═══ INPUT DATA ═══
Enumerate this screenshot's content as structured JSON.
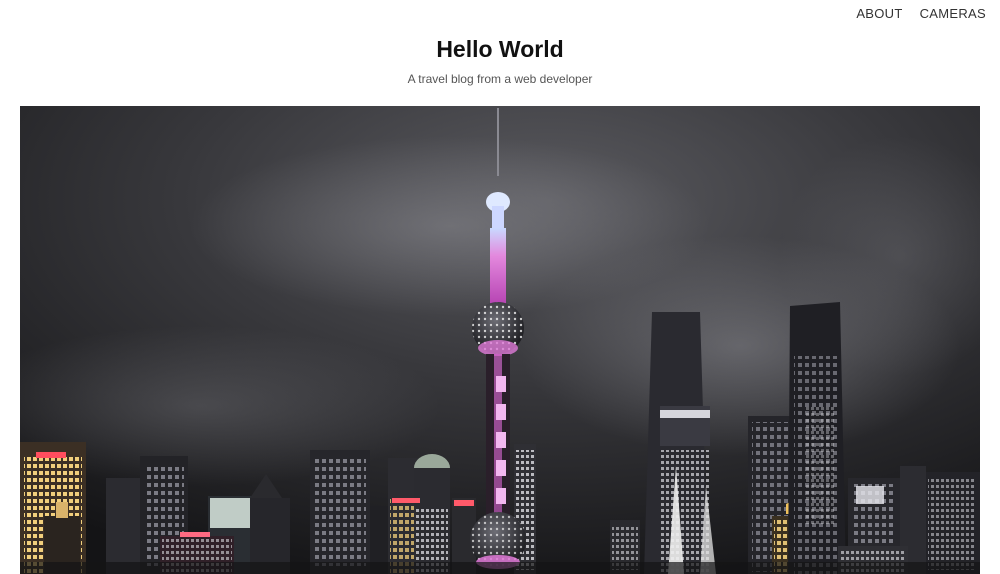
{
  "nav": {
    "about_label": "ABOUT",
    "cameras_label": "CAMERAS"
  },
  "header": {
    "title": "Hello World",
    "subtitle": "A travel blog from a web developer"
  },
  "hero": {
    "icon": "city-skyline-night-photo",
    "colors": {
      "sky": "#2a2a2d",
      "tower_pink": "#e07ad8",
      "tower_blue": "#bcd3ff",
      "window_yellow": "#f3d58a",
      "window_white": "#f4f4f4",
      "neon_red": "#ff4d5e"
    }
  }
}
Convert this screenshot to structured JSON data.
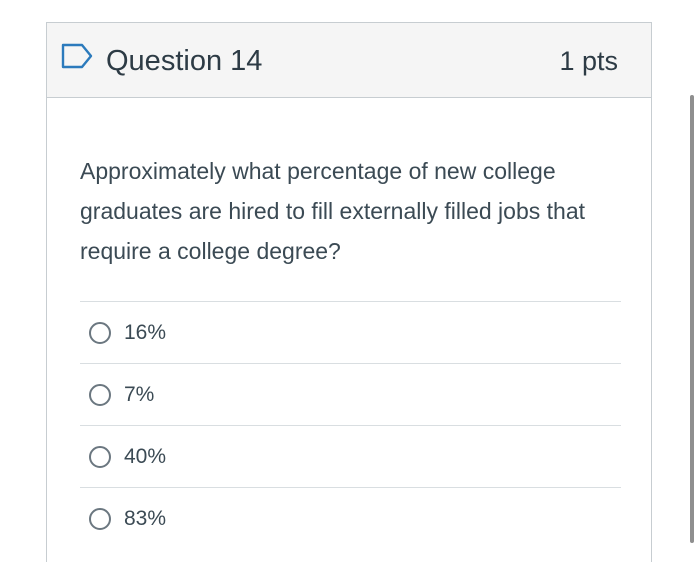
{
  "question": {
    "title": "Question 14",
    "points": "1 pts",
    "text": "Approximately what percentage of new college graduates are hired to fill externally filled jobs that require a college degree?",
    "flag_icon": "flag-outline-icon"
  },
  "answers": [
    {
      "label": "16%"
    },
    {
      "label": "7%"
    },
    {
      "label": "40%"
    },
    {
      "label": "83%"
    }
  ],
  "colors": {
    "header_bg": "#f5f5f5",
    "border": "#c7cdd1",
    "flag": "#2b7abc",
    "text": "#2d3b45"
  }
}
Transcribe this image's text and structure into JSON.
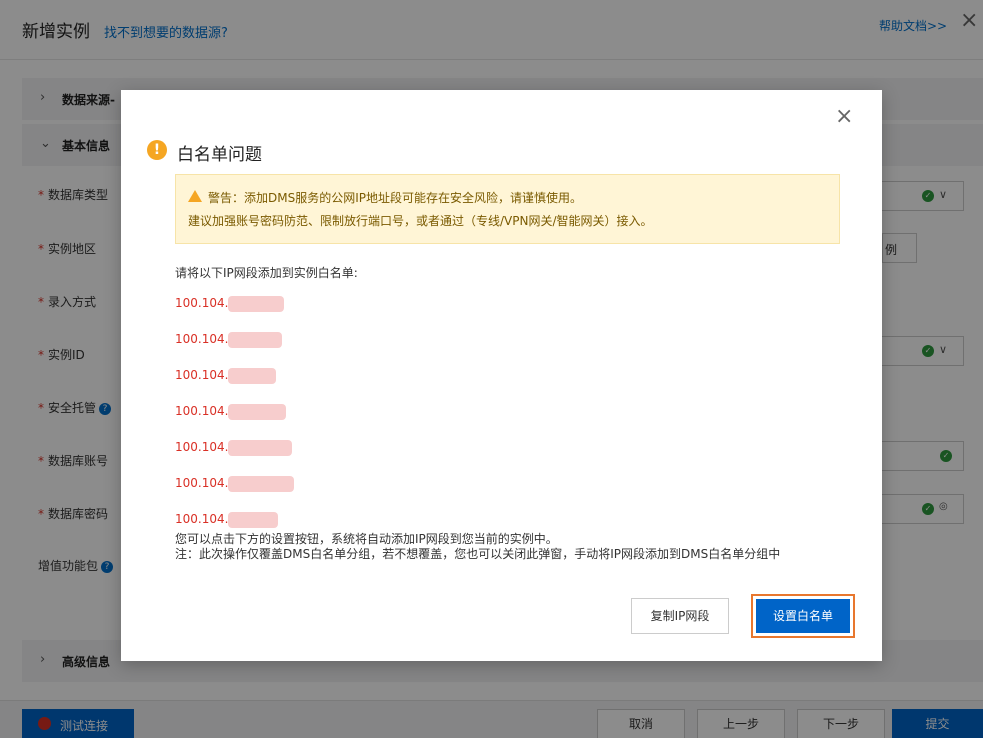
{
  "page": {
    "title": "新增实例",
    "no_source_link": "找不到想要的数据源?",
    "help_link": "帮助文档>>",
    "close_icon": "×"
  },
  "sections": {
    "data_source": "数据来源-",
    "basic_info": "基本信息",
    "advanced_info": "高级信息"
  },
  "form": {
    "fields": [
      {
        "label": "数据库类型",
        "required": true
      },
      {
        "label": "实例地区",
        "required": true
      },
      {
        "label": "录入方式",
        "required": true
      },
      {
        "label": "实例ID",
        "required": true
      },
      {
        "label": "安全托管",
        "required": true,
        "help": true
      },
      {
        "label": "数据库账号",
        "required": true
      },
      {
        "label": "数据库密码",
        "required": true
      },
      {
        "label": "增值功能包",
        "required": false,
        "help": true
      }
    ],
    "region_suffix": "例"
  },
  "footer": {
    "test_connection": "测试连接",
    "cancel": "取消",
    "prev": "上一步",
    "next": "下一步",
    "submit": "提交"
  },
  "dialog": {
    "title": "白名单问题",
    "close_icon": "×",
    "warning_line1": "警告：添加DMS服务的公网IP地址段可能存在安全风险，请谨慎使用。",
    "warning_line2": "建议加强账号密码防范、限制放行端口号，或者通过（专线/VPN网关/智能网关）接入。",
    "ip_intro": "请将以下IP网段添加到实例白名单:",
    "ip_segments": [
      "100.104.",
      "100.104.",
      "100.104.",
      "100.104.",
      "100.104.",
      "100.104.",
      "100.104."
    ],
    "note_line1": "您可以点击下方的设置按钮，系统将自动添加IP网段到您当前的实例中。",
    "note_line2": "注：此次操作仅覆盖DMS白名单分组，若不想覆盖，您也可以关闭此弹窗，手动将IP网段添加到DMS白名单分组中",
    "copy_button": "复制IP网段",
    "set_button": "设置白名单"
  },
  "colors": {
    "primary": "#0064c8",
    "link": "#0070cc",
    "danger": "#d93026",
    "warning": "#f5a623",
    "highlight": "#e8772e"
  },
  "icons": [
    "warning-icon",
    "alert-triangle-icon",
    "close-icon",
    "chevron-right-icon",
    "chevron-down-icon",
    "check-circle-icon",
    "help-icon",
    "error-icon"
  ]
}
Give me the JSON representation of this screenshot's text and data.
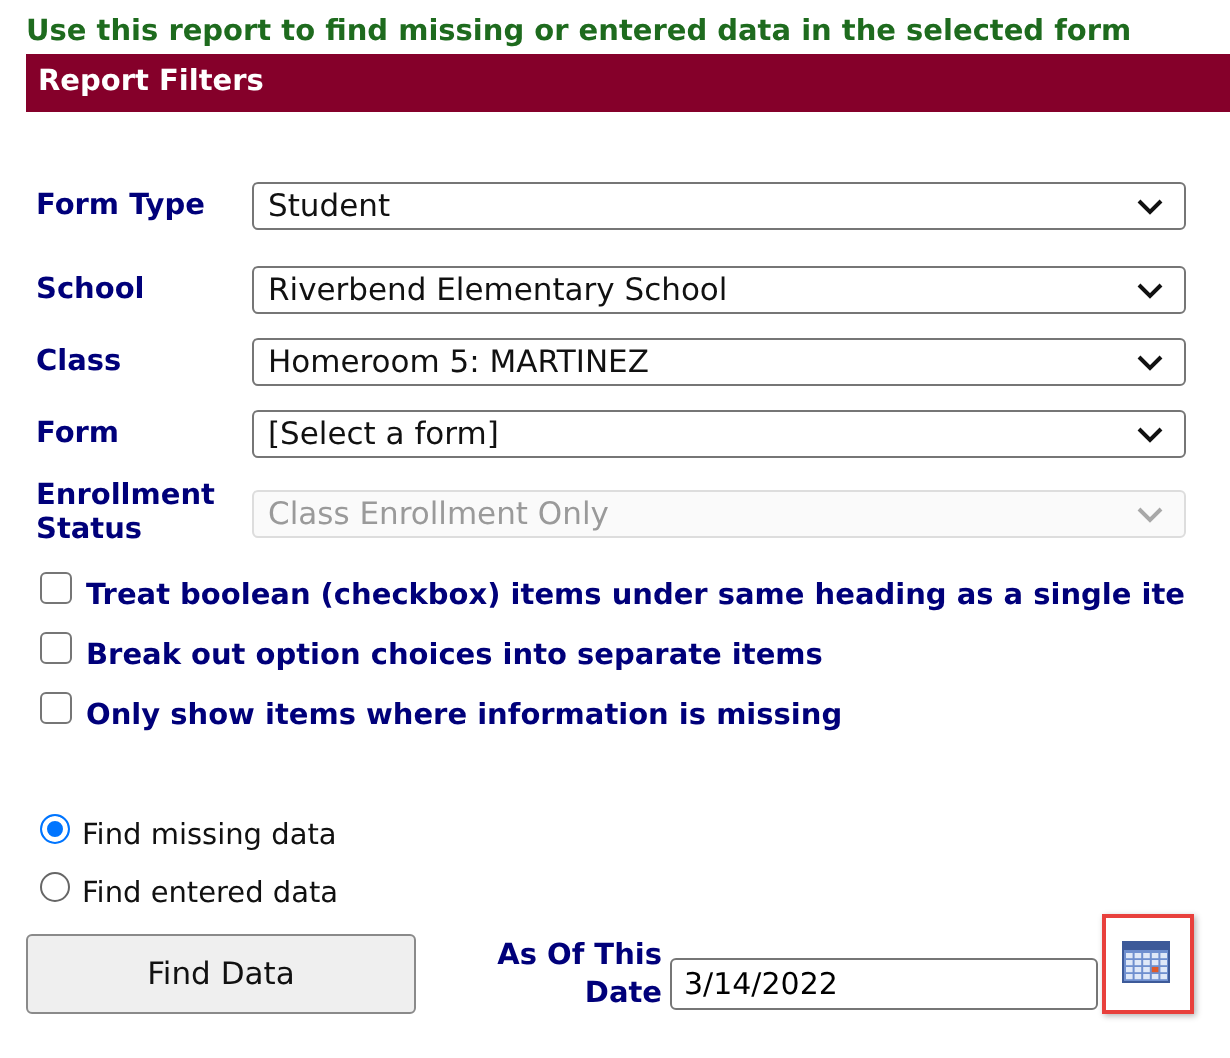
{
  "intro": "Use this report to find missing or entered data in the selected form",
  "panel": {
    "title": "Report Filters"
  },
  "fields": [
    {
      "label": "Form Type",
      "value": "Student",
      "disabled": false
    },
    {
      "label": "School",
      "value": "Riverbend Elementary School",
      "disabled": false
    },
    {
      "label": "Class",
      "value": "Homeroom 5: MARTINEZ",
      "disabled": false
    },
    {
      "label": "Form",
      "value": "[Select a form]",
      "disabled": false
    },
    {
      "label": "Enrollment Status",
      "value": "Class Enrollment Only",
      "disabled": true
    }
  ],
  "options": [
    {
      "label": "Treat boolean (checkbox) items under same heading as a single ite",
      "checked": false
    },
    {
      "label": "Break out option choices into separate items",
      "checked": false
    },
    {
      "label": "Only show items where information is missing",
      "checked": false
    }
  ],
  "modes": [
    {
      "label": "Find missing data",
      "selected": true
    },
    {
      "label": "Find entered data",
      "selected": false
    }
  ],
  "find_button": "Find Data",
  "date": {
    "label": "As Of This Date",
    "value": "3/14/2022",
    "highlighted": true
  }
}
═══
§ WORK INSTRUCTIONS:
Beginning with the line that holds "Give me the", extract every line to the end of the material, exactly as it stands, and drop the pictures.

§ EXPECTED ANSWER:
Give me the JSON representation of this screenshot's text and data.
{
  "intro": "Use this report to find missing or entered data in the selected form",
  "panel": {
    "title": "Report Filters"
  },
  "fields": [
    {
      "label": "Form Type",
      "value": "Student",
      "disabled": false
    },
    {
      "label": "School",
      "value": "Riverbend Elementary School",
      "disabled": false
    },
    {
      "label": "Class",
      "value": "Homeroom 5: MARTINEZ",
      "disabled": false
    },
    {
      "label": "Form",
      "value": "[Select a form]",
      "disabled": false
    },
    {
      "label": "Enrollment Status",
      "value": "Class Enrollment Only",
      "disabled": true
    }
  ],
  "options": [
    {
      "label": "Treat boolean (checkbox) items under same heading as a single ite",
      "checked": false
    },
    {
      "label": "Break out option choices into separate items",
      "checked": false
    },
    {
      "label": "Only show items where information is missing",
      "checked": false
    }
  ],
  "modes": [
    {
      "label": "Find missing data",
      "selected": true
    },
    {
      "label": "Find entered data",
      "selected": false
    }
  ],
  "find_button": "Find Data",
  "date": {
    "label": "As Of This Date",
    "value": "3/14/2022",
    "highlighted": true
  }
}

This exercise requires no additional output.